The case, which pits a large clinical testing firm against a team of university researchers, comes on the heels of a recent U.S. Patent Office campaign urging small businesses to file more patents.

Kevin Noonan, a partner with McDonnell Boehnen Hulbert & Berghoff in Chicago, said the outcome could be "grave" for smaller firms, particularly those in the biotech field.

"If the court goes as far as it might, there could be a wholesale destruction of the value of any patent claiming diagnostic tests," among other innovations, Noonan said.

Still, the case has also caught the attention of patent holders in other sectors -- with briefs filed by Lehman Brothers, American Express, and IBM, among others.

The case centers on a clash between LabCorp, a clinical testing firm based in Burlington, N.C., and a team of researchers at both Columbia University and the University of Colorado.

In 1998, LabCorp stopped paying royalties for using a diagnostic test -- patented by the researchers a decade earlier -- for detecting vitamin deficiencies in patients, which it said consists of a "basic scientific relationship."

The researchers sued LabCorp and were awarded $5 million.

LabCorp has since appealed twice -- and lost -- on the grounds that the group's patent is a violation of patent laws.

Under the Patent Act, intellectual property protections cannot be owned for natural phenomenon, laws of nature or abstract ideas.

The group insists the patent covers a unique method developed by a team of university researchers. Throughout its brief, the researchers are cited as the "inventors."

According to the Solicitor General's office, which filed a brief on the case at the request of the court, questions of patentability were not raised at the lower court level, and as such, the case should be dismissed.

Still, Noonan said the court, in agreeing to hear the case at all, might be seeing it as a way of curbing the growing number of patents filed in recent years.

"The court has show the propensity recently to get involved in these types of issues, so any predictions about what they will do are just tea-leaf reading," he said.
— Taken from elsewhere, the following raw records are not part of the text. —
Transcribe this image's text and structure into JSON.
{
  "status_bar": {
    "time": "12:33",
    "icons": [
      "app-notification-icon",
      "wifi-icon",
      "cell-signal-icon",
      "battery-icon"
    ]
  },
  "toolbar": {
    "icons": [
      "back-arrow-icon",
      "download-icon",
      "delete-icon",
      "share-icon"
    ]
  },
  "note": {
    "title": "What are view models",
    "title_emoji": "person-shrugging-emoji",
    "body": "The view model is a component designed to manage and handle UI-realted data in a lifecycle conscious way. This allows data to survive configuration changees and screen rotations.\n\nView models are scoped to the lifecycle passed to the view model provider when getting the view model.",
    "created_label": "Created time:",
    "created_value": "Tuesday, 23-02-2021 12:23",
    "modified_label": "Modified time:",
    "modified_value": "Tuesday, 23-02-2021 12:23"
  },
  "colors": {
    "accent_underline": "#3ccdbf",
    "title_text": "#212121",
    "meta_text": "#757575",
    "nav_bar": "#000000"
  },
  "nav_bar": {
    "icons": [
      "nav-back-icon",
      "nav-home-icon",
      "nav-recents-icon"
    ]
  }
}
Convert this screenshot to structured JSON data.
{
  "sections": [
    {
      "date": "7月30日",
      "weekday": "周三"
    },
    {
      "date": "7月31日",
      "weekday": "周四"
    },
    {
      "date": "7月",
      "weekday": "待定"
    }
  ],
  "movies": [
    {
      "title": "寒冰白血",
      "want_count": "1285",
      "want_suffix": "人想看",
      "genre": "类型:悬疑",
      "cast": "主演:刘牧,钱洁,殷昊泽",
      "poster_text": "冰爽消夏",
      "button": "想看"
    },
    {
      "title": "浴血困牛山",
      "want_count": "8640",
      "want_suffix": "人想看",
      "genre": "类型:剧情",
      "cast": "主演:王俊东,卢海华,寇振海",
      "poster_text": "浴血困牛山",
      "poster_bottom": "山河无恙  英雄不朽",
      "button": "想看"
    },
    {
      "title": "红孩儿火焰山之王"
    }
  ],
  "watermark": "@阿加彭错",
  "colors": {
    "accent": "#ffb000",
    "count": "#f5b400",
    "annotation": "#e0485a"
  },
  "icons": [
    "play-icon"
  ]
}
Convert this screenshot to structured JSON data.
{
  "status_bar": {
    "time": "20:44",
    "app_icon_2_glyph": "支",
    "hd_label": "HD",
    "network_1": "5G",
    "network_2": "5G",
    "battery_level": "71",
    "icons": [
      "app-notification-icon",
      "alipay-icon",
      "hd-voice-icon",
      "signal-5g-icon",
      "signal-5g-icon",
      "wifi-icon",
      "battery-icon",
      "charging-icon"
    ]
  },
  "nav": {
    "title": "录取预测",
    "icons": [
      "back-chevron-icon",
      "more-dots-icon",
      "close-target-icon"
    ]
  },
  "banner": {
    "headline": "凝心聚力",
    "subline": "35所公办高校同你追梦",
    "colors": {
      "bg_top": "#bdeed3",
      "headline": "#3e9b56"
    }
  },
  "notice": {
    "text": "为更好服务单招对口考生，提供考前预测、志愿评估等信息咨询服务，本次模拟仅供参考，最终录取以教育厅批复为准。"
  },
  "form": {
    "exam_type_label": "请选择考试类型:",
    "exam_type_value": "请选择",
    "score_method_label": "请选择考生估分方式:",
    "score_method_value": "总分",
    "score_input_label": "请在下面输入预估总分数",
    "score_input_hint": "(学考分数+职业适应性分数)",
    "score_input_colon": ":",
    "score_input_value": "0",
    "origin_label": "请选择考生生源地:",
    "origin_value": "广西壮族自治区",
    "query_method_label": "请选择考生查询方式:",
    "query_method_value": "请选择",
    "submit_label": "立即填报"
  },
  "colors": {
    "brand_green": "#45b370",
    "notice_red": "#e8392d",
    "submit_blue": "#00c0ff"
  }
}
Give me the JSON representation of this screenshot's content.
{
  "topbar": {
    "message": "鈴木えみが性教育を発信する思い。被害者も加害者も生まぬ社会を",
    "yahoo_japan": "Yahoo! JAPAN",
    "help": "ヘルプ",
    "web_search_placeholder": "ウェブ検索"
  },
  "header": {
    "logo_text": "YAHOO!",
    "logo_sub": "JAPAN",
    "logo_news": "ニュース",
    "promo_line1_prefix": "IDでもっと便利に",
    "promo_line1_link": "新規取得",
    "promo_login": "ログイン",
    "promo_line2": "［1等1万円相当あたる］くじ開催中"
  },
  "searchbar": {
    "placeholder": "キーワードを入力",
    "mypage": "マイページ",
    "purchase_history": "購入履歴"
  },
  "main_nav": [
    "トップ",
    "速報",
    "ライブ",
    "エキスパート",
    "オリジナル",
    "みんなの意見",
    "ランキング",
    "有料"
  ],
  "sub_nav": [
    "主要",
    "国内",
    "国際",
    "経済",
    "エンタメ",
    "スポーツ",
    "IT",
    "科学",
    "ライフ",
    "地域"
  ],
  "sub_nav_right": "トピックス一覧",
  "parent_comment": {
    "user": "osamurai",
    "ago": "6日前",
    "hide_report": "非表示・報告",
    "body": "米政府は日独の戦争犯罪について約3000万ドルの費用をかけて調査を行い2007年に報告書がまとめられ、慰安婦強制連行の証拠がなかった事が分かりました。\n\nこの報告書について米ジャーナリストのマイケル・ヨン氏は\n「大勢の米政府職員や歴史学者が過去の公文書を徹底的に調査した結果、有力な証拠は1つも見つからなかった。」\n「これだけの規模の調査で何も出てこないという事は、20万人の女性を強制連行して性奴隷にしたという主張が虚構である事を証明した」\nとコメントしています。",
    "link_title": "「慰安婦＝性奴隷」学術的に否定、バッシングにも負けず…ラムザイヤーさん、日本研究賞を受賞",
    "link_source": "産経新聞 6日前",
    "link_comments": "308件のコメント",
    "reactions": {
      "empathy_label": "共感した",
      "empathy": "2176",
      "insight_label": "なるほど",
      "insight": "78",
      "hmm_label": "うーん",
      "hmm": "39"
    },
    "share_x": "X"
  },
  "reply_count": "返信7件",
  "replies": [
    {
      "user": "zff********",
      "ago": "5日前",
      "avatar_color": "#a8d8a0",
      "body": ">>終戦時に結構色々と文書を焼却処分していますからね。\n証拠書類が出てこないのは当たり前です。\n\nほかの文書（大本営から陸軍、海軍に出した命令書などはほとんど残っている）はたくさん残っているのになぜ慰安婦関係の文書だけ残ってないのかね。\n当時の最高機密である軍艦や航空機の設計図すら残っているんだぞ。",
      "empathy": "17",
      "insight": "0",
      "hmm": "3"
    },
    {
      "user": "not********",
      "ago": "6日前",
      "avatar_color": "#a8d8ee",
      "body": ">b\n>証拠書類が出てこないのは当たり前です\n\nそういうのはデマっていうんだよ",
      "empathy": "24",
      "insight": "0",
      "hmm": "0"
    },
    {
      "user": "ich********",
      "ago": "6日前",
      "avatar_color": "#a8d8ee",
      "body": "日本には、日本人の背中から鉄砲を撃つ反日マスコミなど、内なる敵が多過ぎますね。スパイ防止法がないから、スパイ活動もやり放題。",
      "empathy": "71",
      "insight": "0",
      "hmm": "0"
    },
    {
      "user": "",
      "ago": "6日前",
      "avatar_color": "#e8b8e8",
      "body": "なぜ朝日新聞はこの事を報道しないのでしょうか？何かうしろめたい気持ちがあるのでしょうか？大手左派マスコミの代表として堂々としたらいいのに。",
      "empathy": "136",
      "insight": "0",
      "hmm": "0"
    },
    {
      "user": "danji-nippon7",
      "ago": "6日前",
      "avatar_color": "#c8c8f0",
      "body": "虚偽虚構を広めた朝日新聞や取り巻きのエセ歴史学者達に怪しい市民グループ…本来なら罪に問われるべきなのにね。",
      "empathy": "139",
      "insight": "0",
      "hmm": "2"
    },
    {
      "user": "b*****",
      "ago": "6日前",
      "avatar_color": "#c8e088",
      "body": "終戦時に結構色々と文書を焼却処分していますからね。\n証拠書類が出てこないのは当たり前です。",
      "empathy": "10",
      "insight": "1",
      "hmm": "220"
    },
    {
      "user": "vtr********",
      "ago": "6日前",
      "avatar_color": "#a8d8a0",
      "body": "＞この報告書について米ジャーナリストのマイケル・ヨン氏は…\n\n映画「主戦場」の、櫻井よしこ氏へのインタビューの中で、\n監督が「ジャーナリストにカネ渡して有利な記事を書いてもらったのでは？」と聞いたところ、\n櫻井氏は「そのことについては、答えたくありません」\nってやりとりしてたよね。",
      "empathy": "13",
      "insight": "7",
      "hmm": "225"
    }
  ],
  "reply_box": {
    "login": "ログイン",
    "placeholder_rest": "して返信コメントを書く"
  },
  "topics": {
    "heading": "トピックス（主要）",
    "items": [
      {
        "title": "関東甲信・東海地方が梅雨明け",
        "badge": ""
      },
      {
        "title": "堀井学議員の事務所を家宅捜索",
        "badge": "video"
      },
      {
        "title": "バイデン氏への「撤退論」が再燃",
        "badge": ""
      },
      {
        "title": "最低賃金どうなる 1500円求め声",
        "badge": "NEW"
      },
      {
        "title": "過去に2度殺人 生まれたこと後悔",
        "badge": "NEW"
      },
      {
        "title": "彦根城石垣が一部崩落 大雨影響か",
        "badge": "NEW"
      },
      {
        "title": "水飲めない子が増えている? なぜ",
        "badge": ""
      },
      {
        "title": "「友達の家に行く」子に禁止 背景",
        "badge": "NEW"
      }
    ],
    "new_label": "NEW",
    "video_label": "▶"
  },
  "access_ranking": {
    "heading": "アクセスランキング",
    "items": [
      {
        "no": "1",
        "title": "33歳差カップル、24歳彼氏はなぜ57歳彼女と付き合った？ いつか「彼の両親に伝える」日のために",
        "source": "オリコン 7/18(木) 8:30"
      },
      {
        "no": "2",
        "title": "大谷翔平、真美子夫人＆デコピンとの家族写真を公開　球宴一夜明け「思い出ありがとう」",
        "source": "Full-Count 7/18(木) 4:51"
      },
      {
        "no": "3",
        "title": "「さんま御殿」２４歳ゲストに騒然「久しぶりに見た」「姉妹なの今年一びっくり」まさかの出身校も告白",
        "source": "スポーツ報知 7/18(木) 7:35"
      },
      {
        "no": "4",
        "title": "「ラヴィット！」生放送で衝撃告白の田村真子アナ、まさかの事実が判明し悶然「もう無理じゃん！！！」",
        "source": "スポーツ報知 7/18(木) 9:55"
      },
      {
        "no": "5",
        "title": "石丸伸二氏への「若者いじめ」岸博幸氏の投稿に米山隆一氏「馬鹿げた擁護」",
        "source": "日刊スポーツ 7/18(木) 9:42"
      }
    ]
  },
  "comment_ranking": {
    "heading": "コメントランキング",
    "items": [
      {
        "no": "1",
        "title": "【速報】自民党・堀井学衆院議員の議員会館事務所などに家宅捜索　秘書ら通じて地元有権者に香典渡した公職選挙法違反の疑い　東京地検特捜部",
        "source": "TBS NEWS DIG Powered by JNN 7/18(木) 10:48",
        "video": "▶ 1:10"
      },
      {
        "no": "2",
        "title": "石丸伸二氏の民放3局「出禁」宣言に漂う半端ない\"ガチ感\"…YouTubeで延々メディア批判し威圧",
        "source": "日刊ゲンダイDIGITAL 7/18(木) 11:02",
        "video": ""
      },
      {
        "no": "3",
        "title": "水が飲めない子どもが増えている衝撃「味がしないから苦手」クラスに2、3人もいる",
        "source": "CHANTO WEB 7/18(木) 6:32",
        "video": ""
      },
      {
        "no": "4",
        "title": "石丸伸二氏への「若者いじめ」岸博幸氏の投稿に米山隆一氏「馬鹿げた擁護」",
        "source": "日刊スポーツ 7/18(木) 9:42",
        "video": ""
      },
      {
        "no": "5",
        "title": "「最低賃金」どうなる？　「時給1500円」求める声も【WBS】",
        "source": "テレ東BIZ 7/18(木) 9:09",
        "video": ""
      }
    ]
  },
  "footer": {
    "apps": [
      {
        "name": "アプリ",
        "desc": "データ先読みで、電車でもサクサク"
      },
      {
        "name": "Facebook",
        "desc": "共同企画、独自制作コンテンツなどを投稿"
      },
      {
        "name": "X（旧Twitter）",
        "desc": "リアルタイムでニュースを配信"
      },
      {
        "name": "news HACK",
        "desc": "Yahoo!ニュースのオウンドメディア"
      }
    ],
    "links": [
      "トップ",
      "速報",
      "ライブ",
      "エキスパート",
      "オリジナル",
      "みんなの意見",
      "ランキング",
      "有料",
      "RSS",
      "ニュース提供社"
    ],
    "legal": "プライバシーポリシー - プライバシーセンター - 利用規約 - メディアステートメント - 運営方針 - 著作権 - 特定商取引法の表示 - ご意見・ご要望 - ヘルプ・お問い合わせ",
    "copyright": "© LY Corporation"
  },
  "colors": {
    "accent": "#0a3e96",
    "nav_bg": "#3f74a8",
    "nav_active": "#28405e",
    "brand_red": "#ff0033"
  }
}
Other recent high-profile infringement suits have involved Blackberry maker RIM and eBay.